Children have a right to be able to walk or cycle to school in safety.

At the recent South Area meeting, Lib Dem councillors called for police to take a tougher approach towards people parking illegally and dangerously outside schools.

The South Cambridge Neighbourhood Community Police Team has been targeting dangerous and inconsiderate parking outside Morley Memorial and Queen Edith’s Primary Schools since last September, telling people when they are parking where they shouldn’t be.

Policing outside these schools will continue, but now the police will be issuing tickets for parking offences as opposed to merely ‘advising’ motorists.

They will also start observing parking outside Homerton Children’s Centre on Holbrook Road and the Perse Pelican Pre-Prep in Glebe Road.

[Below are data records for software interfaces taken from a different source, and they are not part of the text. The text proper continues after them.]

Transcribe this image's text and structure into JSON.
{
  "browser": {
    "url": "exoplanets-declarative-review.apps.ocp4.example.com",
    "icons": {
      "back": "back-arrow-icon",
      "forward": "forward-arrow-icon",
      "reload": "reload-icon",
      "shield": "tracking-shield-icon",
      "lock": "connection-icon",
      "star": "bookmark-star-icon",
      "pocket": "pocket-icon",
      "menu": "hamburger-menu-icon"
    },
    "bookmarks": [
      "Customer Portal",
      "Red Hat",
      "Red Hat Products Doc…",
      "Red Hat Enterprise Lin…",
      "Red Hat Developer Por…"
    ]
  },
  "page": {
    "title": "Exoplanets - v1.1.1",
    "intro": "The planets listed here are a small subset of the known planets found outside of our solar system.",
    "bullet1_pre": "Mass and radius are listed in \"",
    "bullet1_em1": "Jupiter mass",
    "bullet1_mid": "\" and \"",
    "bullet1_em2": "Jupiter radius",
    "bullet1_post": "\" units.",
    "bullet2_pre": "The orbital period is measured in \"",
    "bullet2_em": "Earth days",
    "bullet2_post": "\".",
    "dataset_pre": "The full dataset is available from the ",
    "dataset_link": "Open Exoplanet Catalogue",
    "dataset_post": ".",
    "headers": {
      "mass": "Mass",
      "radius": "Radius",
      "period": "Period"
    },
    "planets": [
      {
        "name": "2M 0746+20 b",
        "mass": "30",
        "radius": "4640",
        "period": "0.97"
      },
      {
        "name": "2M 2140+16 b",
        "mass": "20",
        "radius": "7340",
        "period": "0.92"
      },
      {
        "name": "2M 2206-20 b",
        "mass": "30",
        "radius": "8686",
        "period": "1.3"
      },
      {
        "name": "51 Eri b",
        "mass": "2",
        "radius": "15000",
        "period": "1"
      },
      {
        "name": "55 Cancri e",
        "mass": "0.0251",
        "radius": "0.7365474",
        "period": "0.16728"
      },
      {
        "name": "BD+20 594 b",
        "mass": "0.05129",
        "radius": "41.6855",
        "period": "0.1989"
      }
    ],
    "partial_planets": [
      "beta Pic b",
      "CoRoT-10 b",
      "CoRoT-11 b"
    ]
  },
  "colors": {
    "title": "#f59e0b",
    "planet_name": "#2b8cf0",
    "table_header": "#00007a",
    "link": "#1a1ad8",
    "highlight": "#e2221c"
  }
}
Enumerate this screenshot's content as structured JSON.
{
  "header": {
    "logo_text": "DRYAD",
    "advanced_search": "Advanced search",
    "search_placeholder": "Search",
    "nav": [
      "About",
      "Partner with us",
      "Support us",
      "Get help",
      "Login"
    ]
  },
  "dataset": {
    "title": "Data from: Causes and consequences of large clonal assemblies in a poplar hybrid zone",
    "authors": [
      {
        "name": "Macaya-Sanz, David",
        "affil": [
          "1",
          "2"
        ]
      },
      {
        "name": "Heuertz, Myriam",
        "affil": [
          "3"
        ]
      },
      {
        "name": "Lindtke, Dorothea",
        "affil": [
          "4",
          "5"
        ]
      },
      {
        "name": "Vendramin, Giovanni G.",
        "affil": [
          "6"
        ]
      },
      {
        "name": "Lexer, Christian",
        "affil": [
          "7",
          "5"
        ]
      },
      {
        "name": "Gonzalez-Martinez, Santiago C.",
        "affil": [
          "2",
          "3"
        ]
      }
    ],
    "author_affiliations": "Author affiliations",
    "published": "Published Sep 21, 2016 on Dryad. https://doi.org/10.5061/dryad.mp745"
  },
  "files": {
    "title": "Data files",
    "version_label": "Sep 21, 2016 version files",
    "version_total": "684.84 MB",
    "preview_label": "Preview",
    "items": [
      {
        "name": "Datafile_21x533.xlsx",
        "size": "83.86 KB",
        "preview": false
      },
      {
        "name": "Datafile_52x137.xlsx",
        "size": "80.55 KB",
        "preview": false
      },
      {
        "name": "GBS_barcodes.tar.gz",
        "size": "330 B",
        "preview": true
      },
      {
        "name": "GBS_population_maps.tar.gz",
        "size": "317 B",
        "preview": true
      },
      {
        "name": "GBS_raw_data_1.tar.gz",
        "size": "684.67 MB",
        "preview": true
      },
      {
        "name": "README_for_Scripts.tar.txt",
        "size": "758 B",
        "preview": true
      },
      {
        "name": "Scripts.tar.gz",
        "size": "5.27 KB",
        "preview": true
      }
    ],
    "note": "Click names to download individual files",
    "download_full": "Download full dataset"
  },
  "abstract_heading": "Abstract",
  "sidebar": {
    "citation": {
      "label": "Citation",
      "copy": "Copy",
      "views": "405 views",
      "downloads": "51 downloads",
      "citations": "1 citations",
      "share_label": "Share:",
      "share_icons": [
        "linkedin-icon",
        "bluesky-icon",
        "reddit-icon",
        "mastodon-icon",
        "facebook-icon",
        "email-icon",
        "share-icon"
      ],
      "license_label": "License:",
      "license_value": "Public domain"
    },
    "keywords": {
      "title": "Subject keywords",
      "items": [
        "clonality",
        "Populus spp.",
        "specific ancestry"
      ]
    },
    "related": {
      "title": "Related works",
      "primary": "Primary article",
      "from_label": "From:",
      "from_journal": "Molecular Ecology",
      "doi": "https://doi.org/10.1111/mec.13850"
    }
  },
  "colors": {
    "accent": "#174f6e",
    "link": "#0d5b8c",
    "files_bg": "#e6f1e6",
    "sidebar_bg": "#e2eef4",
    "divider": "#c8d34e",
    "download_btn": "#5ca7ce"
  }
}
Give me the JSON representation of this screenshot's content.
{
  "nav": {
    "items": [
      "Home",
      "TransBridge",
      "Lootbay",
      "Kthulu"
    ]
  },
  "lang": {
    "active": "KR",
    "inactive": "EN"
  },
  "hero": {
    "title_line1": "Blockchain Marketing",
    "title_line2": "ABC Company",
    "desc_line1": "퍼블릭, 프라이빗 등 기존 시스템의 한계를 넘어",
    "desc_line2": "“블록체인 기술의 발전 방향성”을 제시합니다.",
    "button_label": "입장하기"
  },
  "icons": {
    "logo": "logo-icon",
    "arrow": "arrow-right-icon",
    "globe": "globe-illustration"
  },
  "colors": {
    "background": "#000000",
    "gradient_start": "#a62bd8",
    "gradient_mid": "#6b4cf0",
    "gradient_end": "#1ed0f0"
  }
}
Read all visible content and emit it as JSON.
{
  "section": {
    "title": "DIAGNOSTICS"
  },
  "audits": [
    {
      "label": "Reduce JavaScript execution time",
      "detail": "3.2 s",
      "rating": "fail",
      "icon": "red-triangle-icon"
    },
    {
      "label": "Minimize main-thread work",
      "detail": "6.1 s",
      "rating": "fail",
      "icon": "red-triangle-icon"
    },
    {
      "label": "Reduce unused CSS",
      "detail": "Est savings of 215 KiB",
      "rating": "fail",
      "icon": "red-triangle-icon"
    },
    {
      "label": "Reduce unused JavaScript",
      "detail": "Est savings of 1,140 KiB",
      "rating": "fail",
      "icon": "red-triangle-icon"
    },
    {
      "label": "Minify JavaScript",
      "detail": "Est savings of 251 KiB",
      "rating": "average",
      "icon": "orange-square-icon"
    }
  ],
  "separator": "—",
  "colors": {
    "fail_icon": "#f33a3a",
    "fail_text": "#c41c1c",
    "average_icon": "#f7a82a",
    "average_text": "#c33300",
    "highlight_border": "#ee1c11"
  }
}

The tougher approach is necessary. Children have a right to be able to walk or cycle to school safely. The police will be visiting at the beginning and end of the school day, but they cannot be everywher at once. If you spot parking on junctions or worse still, yellow zigzags, ring the police on their new non-emergency number, 101.